With so much at stake, and so much potential to grow, it is only logical that state and industry seek profitable and mutually benefitting solutions in consideration of each other’s incentives, drivers, financial needs and limitations.

In the Ministry’s Pact for the Future with national Belgian pharma umbrella associations, a clear budgetary agreement was established that will last until 2019. Although the pharma industry will have to absorb a large chunk of these savings, Pharma.be, one of the Pact co-signers, has happily expressed that the agreement is aligned with the proposals they themselves made in their spring 2014 Memorandum to the State.

Both parties are satisfied; an ideal start for a prosperous future.

The Belgian pharmaceutical industry is convinced that the tax shift -the tax shelter- for the biotech sector and the continuation of the various fiscal measures will strengthen its European leadership position.

There are many ongoing debates on how to ameliorate the dynamic between public needs and the pharmaceutical industry. Several mechanisms for how to reward innovation, enable fair competitive practices and how improve access to medicine have been offered, presented by various interested parties ranging from the World Health Organization and UNITAID, to the Guardian and the Economist:

  • Differential or Tiered pricing – or more appropriately, Equity pricing or competitive pricing
  • Protect the industry against parallel trade and ensure tiered pricing is only advantageous for those who need it, and not for the trade benefit of a third party
  • Risk sharing
  • Separating R&D from manufacturing and marketing departments – The funding and rewarding of research should be based on practical results that the research achieves, rather than linking it directly to sales and pricing strategies
  • Patent Pools for Medicine- Similar to the existing Medicine Patent Pool that provides affordable HIV treatment to resource-poor regions, a Patent Pool for initially high-cost and high-demand medicine can be created through a licensing and royalties scheme
  • Adjust IP regulation to the life-span of the medicine – an antibiotics patent, for example, could expire after the antibiotic has already lost its effect due to bacterial resistance. Patents should incorporate calculations of the product’s utility period, when possible.
  • Foster trust and communication between regulator and regulated
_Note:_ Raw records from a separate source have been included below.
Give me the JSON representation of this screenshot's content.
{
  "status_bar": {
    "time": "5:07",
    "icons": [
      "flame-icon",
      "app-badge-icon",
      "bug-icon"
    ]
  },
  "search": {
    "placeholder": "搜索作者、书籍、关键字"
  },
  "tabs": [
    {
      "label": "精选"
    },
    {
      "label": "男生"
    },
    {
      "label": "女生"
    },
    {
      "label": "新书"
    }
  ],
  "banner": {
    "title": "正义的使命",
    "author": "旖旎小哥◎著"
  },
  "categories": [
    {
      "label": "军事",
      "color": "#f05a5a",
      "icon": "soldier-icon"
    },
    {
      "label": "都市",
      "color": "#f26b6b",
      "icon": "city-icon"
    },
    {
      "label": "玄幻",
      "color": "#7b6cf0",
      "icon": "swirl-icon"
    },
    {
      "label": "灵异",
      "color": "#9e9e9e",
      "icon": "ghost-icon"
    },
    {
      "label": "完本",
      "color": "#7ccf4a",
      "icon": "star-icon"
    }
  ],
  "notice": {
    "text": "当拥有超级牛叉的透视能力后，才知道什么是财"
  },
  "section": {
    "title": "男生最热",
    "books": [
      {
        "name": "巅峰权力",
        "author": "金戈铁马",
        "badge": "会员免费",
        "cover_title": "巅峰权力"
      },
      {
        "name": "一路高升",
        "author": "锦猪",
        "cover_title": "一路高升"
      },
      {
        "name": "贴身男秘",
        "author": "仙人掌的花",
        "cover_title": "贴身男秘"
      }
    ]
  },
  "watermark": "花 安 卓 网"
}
Alternative frameworks for a world that is technologically more advanced and structurally more interconnected each day – smarter and more holistic approaches- have to be devised to nurture innovation, incentivize pharmaceuticals, and to find a middle ground between financial rewards and universal medicine accessibility.

About Laura Weynants

Performs primary and secondary market research to create Country Deep Dive Reports at TforG. Interviews KOLs and medical sector professionals to build on TforG’s healthcare market expertise and competence networks. Complementing five years of sustainability policy and CSR communication, she now focuses on grasping key medical market trends, structures and opportunities in medical sectors worldwide. Coming from an international background of living in Germany, Spain, USA, UK and Belgium, she has gained a keen insight in international organizations and language skills to perform first hand investigations. She graduated from Sussex University Brighton, UK with a BA English Literature and Sociology and achieved a Master Degree in Sustainability and Corporate Social Responsibility in EOI Business School in Madrid, Spain.